┌──
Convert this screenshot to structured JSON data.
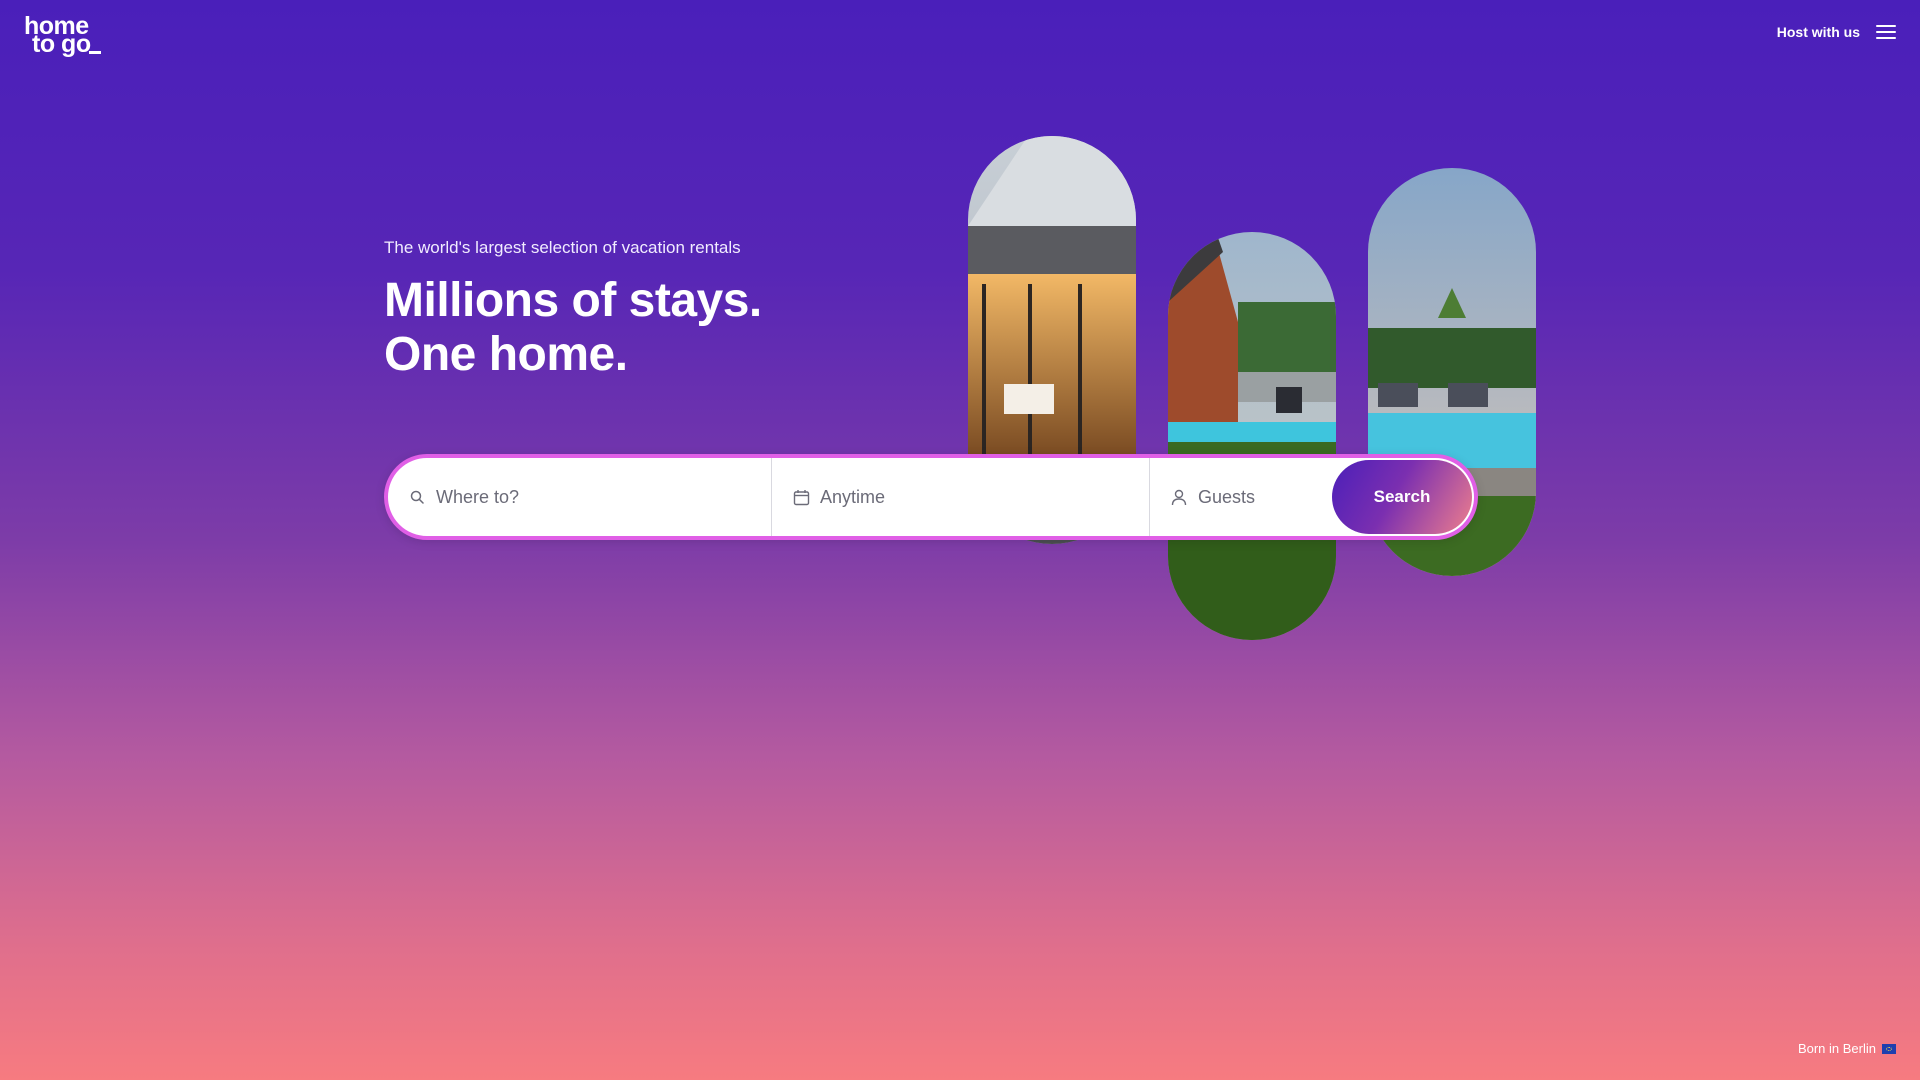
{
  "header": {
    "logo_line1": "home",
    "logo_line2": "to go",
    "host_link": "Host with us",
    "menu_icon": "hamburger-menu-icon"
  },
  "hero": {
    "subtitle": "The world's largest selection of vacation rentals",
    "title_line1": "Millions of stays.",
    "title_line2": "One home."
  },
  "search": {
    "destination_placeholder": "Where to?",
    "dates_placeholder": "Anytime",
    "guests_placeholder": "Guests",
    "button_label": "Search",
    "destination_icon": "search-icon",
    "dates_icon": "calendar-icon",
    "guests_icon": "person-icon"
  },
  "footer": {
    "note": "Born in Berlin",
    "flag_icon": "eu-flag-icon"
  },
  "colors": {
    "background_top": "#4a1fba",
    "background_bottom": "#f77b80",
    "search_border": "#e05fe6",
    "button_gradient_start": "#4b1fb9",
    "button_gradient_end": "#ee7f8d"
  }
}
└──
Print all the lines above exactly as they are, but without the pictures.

Response to the exercise —
Convert this screenshot to structured JSON data.
{
  "header": {
    "logo_line1": "home",
    "logo_line2": "to go",
    "host_link": "Host with us",
    "menu_icon": "hamburger-menu-icon"
  },
  "hero": {
    "subtitle": "The world's largest selection of vacation rentals",
    "title_line1": "Millions of stays.",
    "title_line2": "One home."
  },
  "search": {
    "destination_placeholder": "Where to?",
    "dates_placeholder": "Anytime",
    "guests_placeholder": "Guests",
    "button_label": "Search",
    "destination_icon": "search-icon",
    "dates_icon": "calendar-icon",
    "guests_icon": "person-icon"
  },
  "footer": {
    "note": "Born in Berlin",
    "flag_icon": "eu-flag-icon"
  },
  "colors": {
    "background_top": "#4a1fba",
    "background_bottom": "#f77b80",
    "search_border": "#e05fe6",
    "button_gradient_start": "#4b1fb9",
    "button_gradient_end": "#ee7f8d"
  }
}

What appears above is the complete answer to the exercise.